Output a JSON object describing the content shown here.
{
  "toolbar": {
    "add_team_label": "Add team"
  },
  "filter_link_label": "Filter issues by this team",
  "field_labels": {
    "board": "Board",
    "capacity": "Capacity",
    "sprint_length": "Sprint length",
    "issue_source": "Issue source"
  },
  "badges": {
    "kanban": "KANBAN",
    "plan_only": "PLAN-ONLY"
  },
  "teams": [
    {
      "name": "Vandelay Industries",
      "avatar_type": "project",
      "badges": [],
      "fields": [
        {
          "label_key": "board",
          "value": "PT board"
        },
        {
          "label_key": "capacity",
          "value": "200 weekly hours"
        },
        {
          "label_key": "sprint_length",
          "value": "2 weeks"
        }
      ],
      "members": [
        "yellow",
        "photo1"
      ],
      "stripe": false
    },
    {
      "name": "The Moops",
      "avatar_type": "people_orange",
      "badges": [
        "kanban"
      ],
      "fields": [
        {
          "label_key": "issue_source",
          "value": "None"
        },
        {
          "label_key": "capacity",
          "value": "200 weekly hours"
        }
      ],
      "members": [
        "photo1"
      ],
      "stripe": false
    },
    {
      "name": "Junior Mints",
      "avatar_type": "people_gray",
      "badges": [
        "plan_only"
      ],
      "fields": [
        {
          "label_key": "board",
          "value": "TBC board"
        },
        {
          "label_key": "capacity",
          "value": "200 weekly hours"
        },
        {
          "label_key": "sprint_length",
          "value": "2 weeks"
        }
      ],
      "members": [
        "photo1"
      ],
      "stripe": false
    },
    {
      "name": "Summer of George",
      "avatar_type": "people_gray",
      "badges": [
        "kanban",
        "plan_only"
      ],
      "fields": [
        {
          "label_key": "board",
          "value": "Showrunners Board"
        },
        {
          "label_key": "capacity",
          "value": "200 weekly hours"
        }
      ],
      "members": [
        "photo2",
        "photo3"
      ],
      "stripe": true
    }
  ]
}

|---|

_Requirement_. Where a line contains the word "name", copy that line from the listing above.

_Output for this exercise_.
      "name": "Vandelay Industries",
      "name": "The Moops",
      "name": "Junior Mints",
      "name": "Summer of George",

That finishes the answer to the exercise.